Certain deadlines are firm requirements of the Honors Program. These deadlines are for:

  • Submission of the Thesis Proposal:  late October of the Fall semester.  The actual deadline is determined each year by the Honors Program Director and is communicated well in advance.
  • submission of a clean copy of the approved thesis to the Honors Program Chair.  This is usually mid-April of the Spring Semester.  The actual deadline is determined each year by the Honors Program Director and is communicated well in advance.

See below for more information.


The following timetable assumes that the thesis is to be written in the Spring semester of the Senior year. Any student wishing to complete the thesis in a different semester should adjust deadlines accordingly, in consultation with the Honors Program Chair and the primary thesis adviser.

  1. Thesis Topic Development – Second semester, junior year.  The student approaches a faculty who could serve as Thesis Adviser.  In consultation with the adviser, the student defines a rough thesis topic and communicates this in writing to the Honors Program Director.  Student and adviser also decide on a program of thesis development.  For example, will the thesis be completed as part of a single 3-credit independent study course, or two independent study courses:  one in the Fall of the senior year and the other in the Spring?  Will there be a summer reading or research?  Etc.  Students are encouraged to communicate all such plans to the Honors Program Director.
  2. Independent Studies — It is recommended that the thesis be associated with two independent study courses:  Fall and Spring.  In the Fall course, a major objective is the prepare a Thesis Proposal and to have it accepted by the Honors Program Committee.  Other objectives — completion of research or field work, performance preparation, drafts of one or more thesis chapters, and so forth — are determined by the specific nature of the project, and should be specified in the syllabus for the course.  The Spring independent study would presumably be focused on completion of the written thesis, but would also include evaluation of public presentations of the Thesis (e.g., Spring All-Campus Poster Session and/or other venues) and other elements deemed appropriate by the Thesis Adviser.
  3. Selection of Second Reader – Prior to submission of the Thesis Proposal.  Students communicate their choice to the Honors Program Director.
  4. Submission of Thesis Proposal to Honors Program Chair – Late October of the Senior Year.  The Honors Program Committee reviews proposals during its November meeting. Resubmissions, if required, must be approved during the December meeting.
  5. Submission of Final Draft of Thesis Project to Thesis Committee – Spring Semester.  The specific deadline is determined in consultation with the Primary adviser and is stated in the Thesis Proposal).
  6. Submission of Approved Thesis Project to Honors Program Chair – Mid-April of the Spring Semester semester, senior year; this clean copy will be placed in the Georgetown College Archives.
  7. Presentation of Thesis Project – Spring All-Campus Poster Session, late April (and/or other approved venue, as outlined in the Thesis Proposal).

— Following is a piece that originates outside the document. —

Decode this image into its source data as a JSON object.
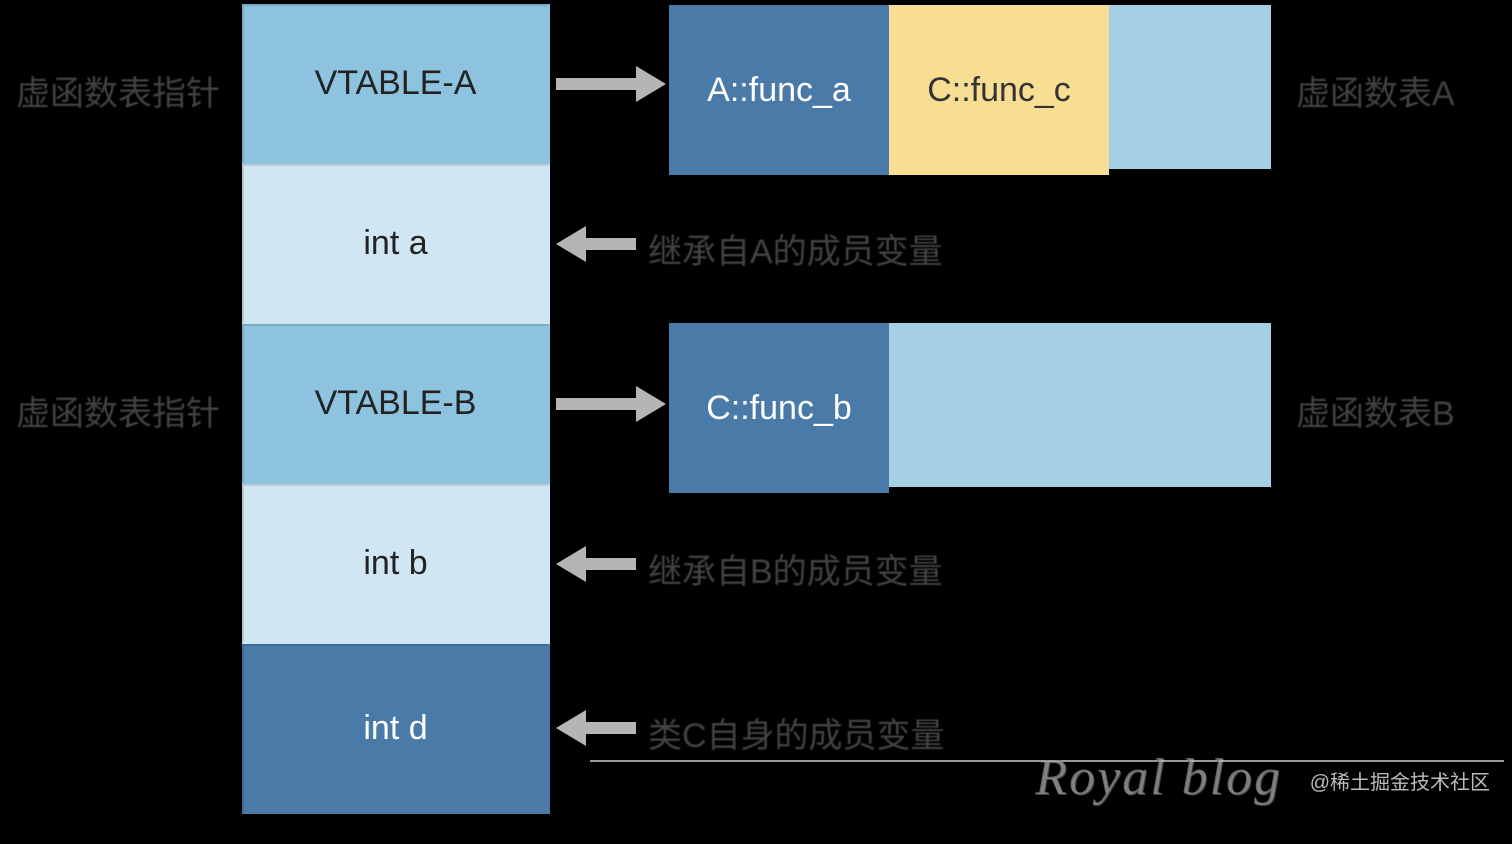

* These guidelines and requirements were developed using the Bryant College Honors Thesis Project as a model